Hello and happy gardening! My name is Victoria Binning and I am an AmeriCorps member serving as Marion Polk Food Share’s Community Food Education Coordinator. I run our Youth Gardens program, in which I lead after school garden clubs at three sites. I teach elementary school students how to garden, some basic cooking skills, general nutritional principles, and of course, we have heaps of fun running around and finding bugs! Some of my favorite lessons have been gutting pumpkins and teaching the kiddos about seeds, showing off my worm bin and letting them play with worms, and making cheese. (CCTV actually came out and did an awesome segment on our worm lesson. Check it out!)
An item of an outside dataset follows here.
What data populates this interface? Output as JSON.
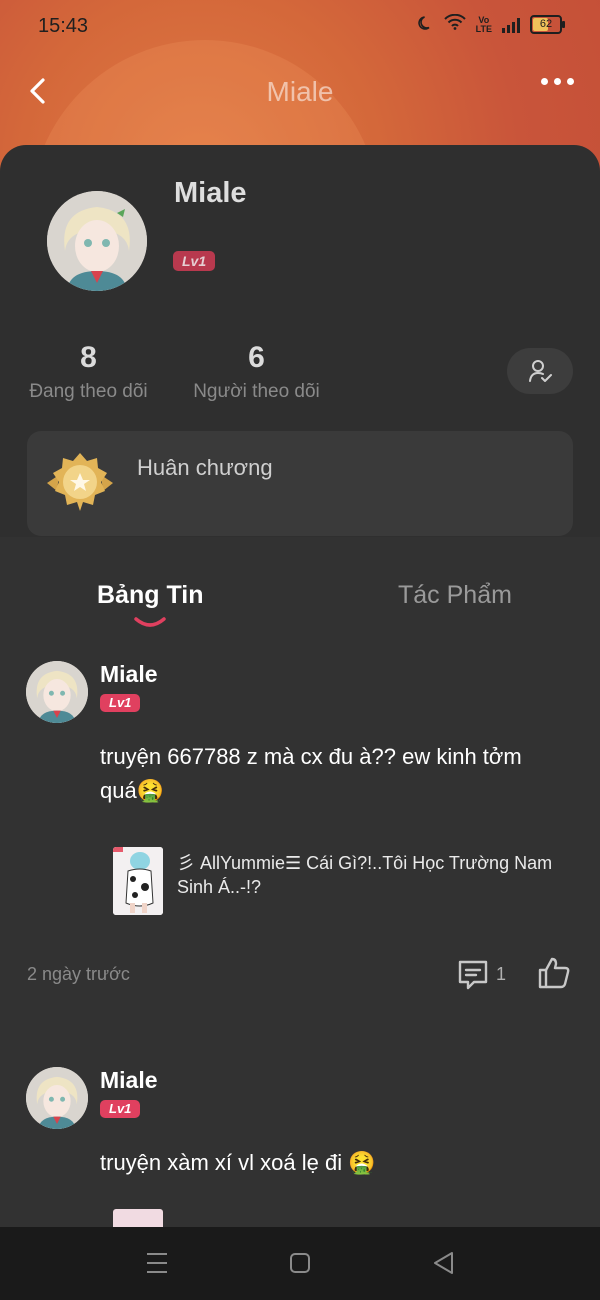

How did I find myself in such an amazing position, you ask? Well, I have just recently graduated from Willamette University (Go Bearcats!) with a degree in Environmental Science and plenty of work lovingly put in at Willamette’s Zena Farm. My senior year, I was involved in Willamette’s Webber Program in which I taught science to fifth grade students and found I really had a knack for the Miss Frizzle style of teaching. Concurrently, a friend of mine asked me to volunteer with him in the Food Share Community Kitchen. One thing led to another, this position opened, and I jumped at the chance to combine my talent for teaching, my love of growing food, and the opportunity to contribute more to the community.
I expected to be teaching my students all about the garden and food, which I do and it’s all kinds of fun. I didn’t expect to be learning so much from my students. They impress me every day with how much they’ve learned or already know. I am the fourth AmeriCorps member in this year-long position and a handful of my students have participated in Garden Club before. I remember asking one club on the very first day of garden club, “What does a plant need to grow?” and without hesitation, the kids shouted, “Water, sun, and soil!” What that says to me is that this Youth Gardens program is effective and the students are really gaining something from their garden-based, hand-on education. I also didn’t expect all those stories about how kids who grow their own food are more likely to eat it to be true. Lo and behold, I have students who happily munch on a snack of swiss chard during lessons or who insist on taking home bundles of parsley for home meals.
If you have any question about the Youth Gardens Program, the Youth Gardens Educator Workshop, or would like to volunteer with me in the gardens, don’t hesitate to contact me!
I also provide resources to people in Marion and Polk counties who are interested in learning more about school gardens or starting their own. If that sounds interesting, I’m teaming up with the FoodCorps volunteers at the Salem Keizer Education Foundation to plan the second annual Youth Gardens Educator Workshop this spring. Hope to see you there!
Community Foods Education Coordinator
503-581-3855 ex. 328